Major League Soccer (MLS) was founded in 1993 because FIFA made it a requirement for the U.S. to be able to host the 1994 World Cup. It struggled to gain traction at the onset but has continued to increase in popularity.
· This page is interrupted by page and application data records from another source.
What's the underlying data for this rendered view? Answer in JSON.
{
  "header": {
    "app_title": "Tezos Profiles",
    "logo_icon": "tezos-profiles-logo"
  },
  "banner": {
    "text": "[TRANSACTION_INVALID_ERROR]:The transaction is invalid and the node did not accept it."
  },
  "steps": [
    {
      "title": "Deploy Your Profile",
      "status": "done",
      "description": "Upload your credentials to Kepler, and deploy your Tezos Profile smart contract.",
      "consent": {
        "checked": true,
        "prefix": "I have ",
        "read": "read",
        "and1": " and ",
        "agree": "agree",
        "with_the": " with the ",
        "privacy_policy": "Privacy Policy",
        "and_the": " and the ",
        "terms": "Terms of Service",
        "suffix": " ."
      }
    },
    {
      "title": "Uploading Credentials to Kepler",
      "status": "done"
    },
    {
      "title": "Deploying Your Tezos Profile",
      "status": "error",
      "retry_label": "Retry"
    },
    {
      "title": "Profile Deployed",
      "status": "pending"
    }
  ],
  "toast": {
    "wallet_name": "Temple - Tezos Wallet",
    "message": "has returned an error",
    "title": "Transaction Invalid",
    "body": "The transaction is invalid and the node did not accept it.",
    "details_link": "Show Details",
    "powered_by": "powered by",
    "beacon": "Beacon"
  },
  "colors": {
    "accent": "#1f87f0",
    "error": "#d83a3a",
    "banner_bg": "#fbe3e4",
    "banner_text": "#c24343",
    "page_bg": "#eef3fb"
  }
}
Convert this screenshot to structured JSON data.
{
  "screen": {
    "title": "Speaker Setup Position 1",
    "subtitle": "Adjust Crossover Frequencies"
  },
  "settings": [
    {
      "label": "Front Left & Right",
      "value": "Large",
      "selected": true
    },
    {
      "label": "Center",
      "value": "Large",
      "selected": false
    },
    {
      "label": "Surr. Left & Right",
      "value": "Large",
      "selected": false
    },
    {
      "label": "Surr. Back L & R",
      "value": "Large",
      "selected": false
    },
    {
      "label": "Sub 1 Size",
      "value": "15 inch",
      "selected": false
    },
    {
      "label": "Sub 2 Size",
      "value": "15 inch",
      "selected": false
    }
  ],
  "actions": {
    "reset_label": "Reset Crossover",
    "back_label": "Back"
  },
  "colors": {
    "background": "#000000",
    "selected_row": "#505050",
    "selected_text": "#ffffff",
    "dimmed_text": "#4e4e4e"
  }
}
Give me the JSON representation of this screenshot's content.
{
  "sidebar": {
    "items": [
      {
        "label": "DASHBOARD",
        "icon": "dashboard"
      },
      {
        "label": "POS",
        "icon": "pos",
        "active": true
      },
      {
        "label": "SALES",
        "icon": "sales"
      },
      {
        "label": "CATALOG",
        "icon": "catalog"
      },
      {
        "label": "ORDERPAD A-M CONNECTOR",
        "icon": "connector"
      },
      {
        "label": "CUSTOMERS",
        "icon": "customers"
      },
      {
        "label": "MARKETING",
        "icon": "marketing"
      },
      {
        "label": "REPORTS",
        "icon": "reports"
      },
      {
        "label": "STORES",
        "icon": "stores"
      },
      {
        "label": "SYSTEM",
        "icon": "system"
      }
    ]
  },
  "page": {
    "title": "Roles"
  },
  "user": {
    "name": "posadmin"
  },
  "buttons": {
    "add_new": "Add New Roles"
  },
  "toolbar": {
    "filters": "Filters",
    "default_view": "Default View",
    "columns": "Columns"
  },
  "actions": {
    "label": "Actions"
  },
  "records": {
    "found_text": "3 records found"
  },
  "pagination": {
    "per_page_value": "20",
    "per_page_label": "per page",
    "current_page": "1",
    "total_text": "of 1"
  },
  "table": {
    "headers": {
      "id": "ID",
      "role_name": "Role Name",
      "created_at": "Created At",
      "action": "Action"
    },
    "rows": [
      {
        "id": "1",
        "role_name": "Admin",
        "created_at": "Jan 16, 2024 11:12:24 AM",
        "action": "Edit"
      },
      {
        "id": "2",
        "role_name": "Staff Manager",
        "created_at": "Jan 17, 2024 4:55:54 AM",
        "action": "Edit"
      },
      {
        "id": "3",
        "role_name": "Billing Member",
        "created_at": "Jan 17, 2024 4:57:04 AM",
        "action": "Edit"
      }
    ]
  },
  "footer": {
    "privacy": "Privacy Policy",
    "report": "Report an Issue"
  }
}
According to Forbes, average attendance has increased 35 percent from 2000 (13,700 fans) to 2013 (18,600 fans), and an ESPN poll showed that the percentage of people who considered themselves “avid fans” increased 43 percent from 2002 to 2012.
From the Forbes piece:
MLS’ avid fan base is the fastest growing of any sport, outpacing all others in the ten-year periods from 2001 to 2011 as well as 2002 to 2012. And the gains come from nearly all ages of both genders.
I’m not sure if it’s impressive that a professional sports league that started out as a simple obligatory response to FIFA has grown so quickly, or if it’s incredible that it took this long for U.S. sports fans to get on board with arguably the world’s most popular sport.
[A somewhat tangential fun fact: The median base salary for MLS players as of May 2013 was $75,000 and the average was $141,900. For comparison, the median salary in the MLB in 2013 was $1.1 million and the average was $3.4 million. (I’m including the median because in both leagues there is significant income disparity between a handful of players at the top and the rest of the league, which makes the average a little misleading.) In fact, a lot of professional-caliber players in the U.S. elect to play in semi-pro leagues while they work full-time jobs in finance or other more lucrative industries.]
Clark Hunt, chairman and CEO of the Kansas City Chiefs and founding investor-owner in MLS, told Forbes he thought that soccer could be the No. 2 sport in the U.S. in his lifetime. (Hunt is 48.) I don’t know that I’d go that far yet, but between the facts and figures and anecdotes from various people, it does seem like the MLS could be on the verge of a pretty considerable growth spurt. It got me thinking about the start of other professional leagues in the U.S., and I believe the NBA also struggled to gain popularity, particularly with TV audiences, early on. I’m not as familiar with the history of the NHL, but I’d be curious if there are analogies with MLS since they’re both sports that were popular elsewhere first, before expanding to the U.S. Maybe a topic for another time…